## EXERCISE AIM
Starting at the top line, print the entries below exactly as they are and skip every picture.

----- DATA TO PROCESS -----

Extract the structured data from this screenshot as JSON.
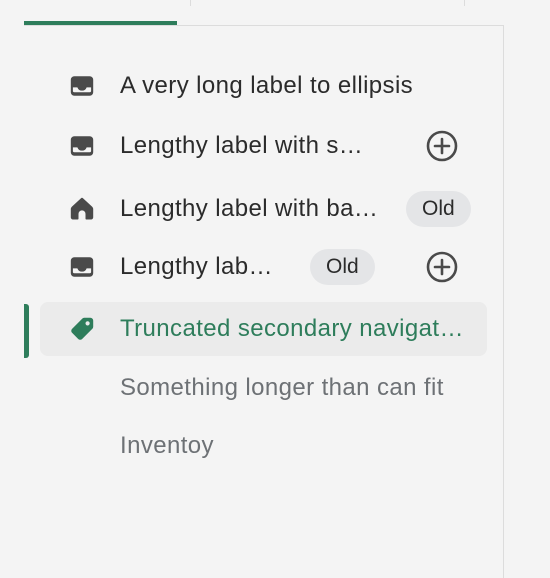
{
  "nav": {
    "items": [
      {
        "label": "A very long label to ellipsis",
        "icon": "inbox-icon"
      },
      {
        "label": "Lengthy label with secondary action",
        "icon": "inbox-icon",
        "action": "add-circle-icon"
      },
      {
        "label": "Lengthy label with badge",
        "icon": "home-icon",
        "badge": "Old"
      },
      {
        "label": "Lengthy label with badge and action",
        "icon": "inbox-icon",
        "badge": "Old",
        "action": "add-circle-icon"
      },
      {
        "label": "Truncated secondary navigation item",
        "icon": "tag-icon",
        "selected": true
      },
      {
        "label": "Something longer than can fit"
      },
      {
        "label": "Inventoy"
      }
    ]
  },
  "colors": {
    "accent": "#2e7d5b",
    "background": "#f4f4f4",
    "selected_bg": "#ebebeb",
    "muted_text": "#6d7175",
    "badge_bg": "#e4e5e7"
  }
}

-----

## YOUR RESPONSE
Extract the structured data from this screenshot as JSON.
{
  "nav": {
    "items": [
      {
        "label": "A very long label to ellipsis",
        "icon": "inbox-icon"
      },
      {
        "label": "Lengthy label with secondary action",
        "icon": "inbox-icon",
        "action": "add-circle-icon"
      },
      {
        "label": "Lengthy label with badge",
        "icon": "home-icon",
        "badge": "Old"
      },
      {
        "label": "Lengthy label with badge and action",
        "icon": "inbox-icon",
        "badge": "Old",
        "action": "add-circle-icon"
      },
      {
        "label": "Truncated secondary navigation item",
        "icon": "tag-icon",
        "selected": true
      },
      {
        "label": "Something longer than can fit"
      },
      {
        "label": "Inventoy"
      }
    ]
  },
  "colors": {
    "accent": "#2e7d5b",
    "background": "#f4f4f4",
    "selected_bg": "#ebebeb",
    "muted_text": "#6d7175",
    "badge_bg": "#e4e5e7"
  }
}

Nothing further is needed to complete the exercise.